For those who follow cryptocurrency news, something big just happened. Ethereum, probably second only to Bitcoin, merged.
There are two things that must be understood before taking a risk with the Ethereum chain. First, what is the merge, and second what about the proof of work fork that has already broken away from the merged Ethereum blockchain.
What is the merge?
Traditionally, blockchain cryptocurrencies rely on computers to conduct deciphering the latest link in the blockchain. This is enabled by the encryption in place on the crypto-chain. As each transaction occurs, it is encoded on a block. Each block has a permanent link to the block before it. Once a new block is entered into the chain it automatically comes with a second link which will connect the value of that block on the miner who has the computing power to decipher the second link and thus come into ownership of the cryptocurrency attached to the deciphered block.
Even then, however, there remains certain protections beyond the mining process for assuring that a transaction is legitimate. One of these arises from the fact that each new block added to the chain as a new and distinct address than any other block. If someone tries to forge a previous transaction they must not only know the link from which the block was decoded. If such a move is made from a reputable cryptocurrency and manages to convince miners to switch to the new, forked chain then such derailment can become a separate blockchain entirely.
There remain certain additional protections against forking off of the main crypto-chain. First, as blockchain is a distributed ledger, there are numerous copies of any given ledger throughout the cloud. Once a miner uncovers the link necessary to access the newest block, the distributed ledgers must confirm that such a link is proper and matches the previous link in the chain.
But what is it, really? Like a merger and acquisition, or something entirely different?
For some time now, Ethereum has actually operated two blockchains simultaneously. The ETH blockchain which allows for miners to earn crypto via a complex computer challenge that literally has no significant application other than to find the next link in the chain. It is estimated that crypto-mining requires 112 Terawatt hours annually to meet the demands of millions of drives trying to figure out the all important link.
But aside from this proof of work model, Ethereum has operated a second blockchain running beneath its better known chain. Thus, a chain operates on a proof of stake model. Proof of stake is a closed cryptocurrency as auditors of Ethereum 2.0 must possess a certain amount of the currency before they are allowed to stake other users. They are also limited in the size and nature of their own transactions during the short time they are allowed to act as auditors.
The Merge, therefore, is a combination of the proof of work model with the proof of stake model. According to Vitalak Buterin, CEO of Ethereum, the goal of the merge is to demonstrate that cryptocurrency can be gained without such a high cost to the energy economy and still bring value to any given user.
But many existing ETH owners are not entirely keen on the concept of a merge as they see it devaluing the currency and making it easier to corrupt or defraud. This group of miners have already created a crypto fork that will continue act as Ethereum 1.0 and allow for earnings through proof of work.

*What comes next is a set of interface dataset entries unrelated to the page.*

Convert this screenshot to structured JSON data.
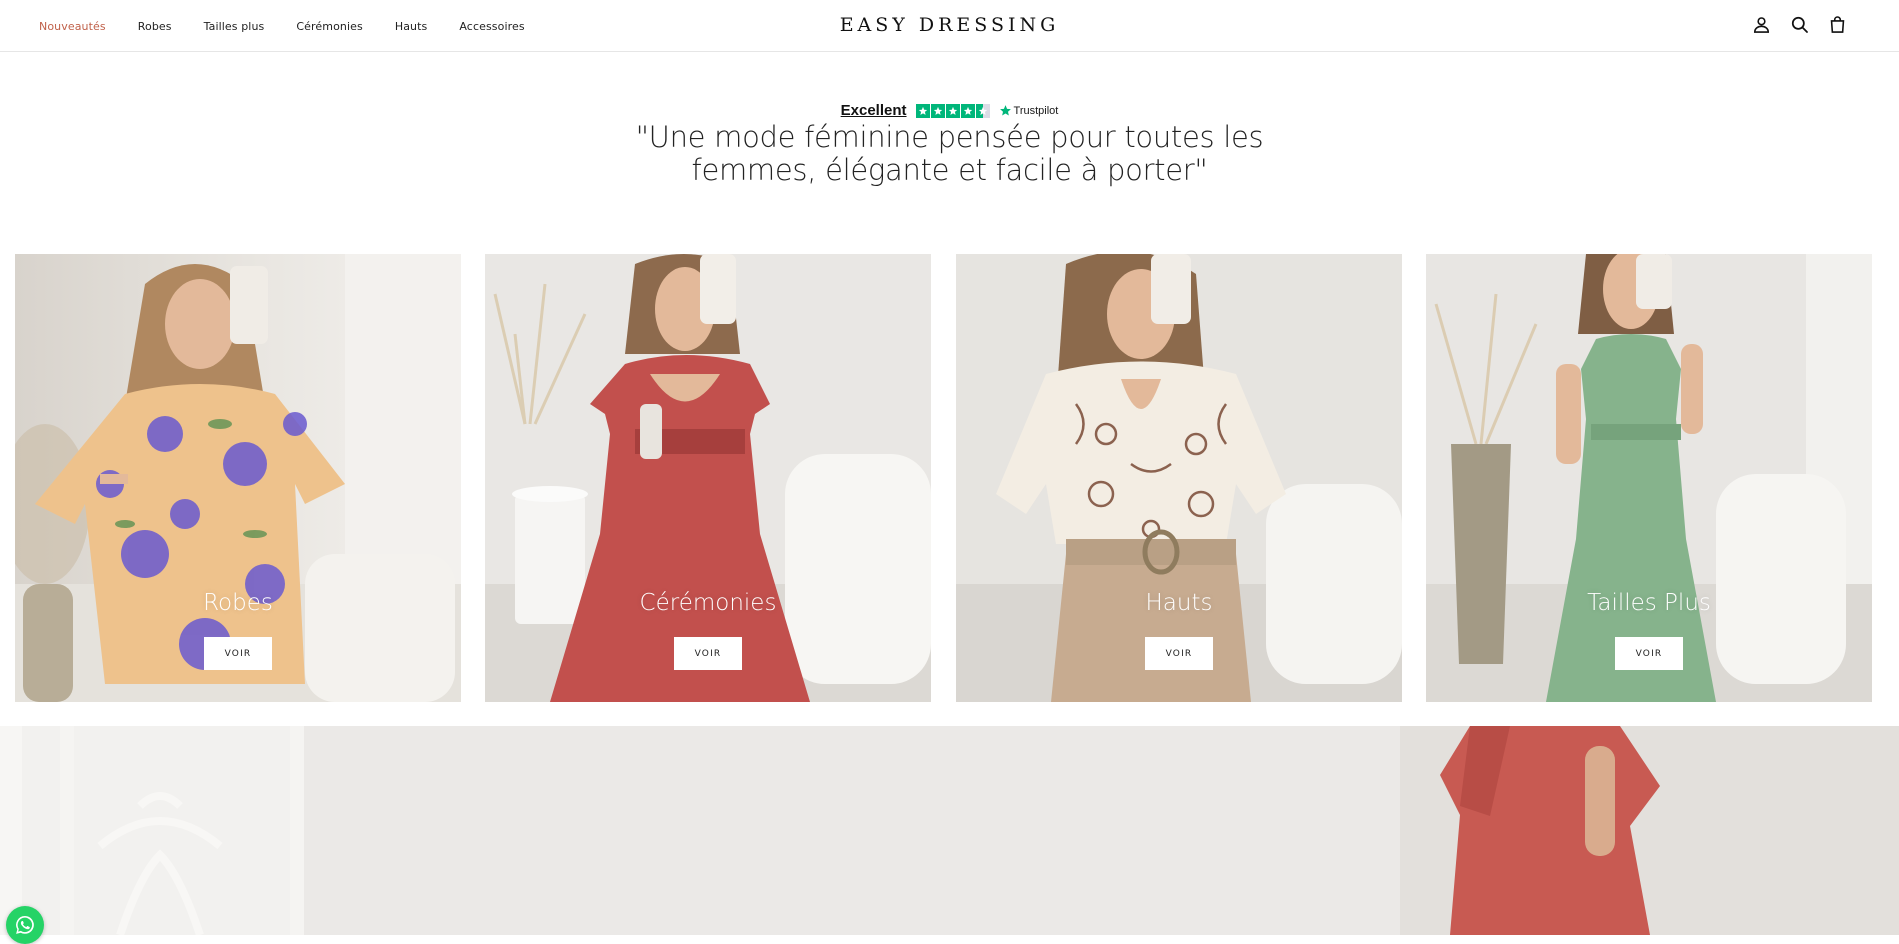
{
  "header": {
    "nav": [
      {
        "label": "Nouveautés",
        "active": true
      },
      {
        "label": "Robes",
        "active": false
      },
      {
        "label": "Tailles plus",
        "active": false
      },
      {
        "label": "Cérémonies",
        "active": false
      },
      {
        "label": "Hauts",
        "active": false
      },
      {
        "label": "Accessoires",
        "active": false
      }
    ],
    "logo": "EASY DRESSING",
    "icons": [
      "account-icon",
      "search-icon",
      "cart-icon"
    ],
    "active_color": "#c0614a"
  },
  "trustpilot": {
    "rating_label": "Excellent",
    "stars": 4.5,
    "brand": "Trustpilot",
    "star_color": "#00b67a"
  },
  "tagline": {
    "line1": "\"Une mode féminine pensée pour toutes les",
    "line2": "femmes, élégante et facile à porter\""
  },
  "categories": [
    {
      "title": "Robes",
      "button": "VOIR",
      "image": "floral-dress-photo"
    },
    {
      "title": "Cérémonies",
      "button": "VOIR",
      "image": "red-dress-photo"
    },
    {
      "title": "Hauts",
      "button": "VOIR",
      "image": "embroidered-blouse-photo"
    },
    {
      "title": "Tailles Plus",
      "button": "VOIR",
      "image": "green-dress-photo"
    }
  ],
  "whatsapp": {
    "icon": "whatsapp-icon",
    "color": "#25d366"
  }
}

What does this mean for Vietnam?
Without rehashing previous posts, I want to focus on one element raised by the merge: accountability.
Currently, Vietnam continues to prohibit the use of cryptocurrency as legal tender. Despite such regulations, Vietnam has the highest per capita adoption of crypto ownership in the world. In prohibiting crypto usage within its territory, Vietnam authorities cited a number of fraudulent crypto assets set up to benefit the founders at the loss of newer subscribers. In essence, Vietnam became a hotbed of Ponzi schemes. Seeing this attack, and the defrauding of thousands of its citizens, Vietnam decided to move easy from the currency completely rather than to regulate it.
Now, however, we are catching small glimpses into a possible adoption in the future. These inklings remain minor and there is no telling when the government or the State Bank of Vietnam might actually take the steps of regulating the currency’s use. Due to the process of padding legislation, the soonest we might see a law on the subject is in the summer of 2023. And then we’ll also have to wait for the government to issue implementation decrees which, as we’ve seen, can take a great many years to prepare and promulgate.
All of that said, with the recent drops in crypto value, Vietnam may be acting with patient wisdom in seeing what other services may be available on crypto blockchains. Smart contracts that could bring many sectors a defined and unchangeable agreement. Blockchain adoption in general can also serve many uses beyond DeFi as investors look for means to take advantage of such technology.
Either way, Vietnam is well versed in carefully considering its options before it acts. It will be interesting to see what the nation’s reactions to the blockchain, the merge, and the myriad other uses to which the technology may apply.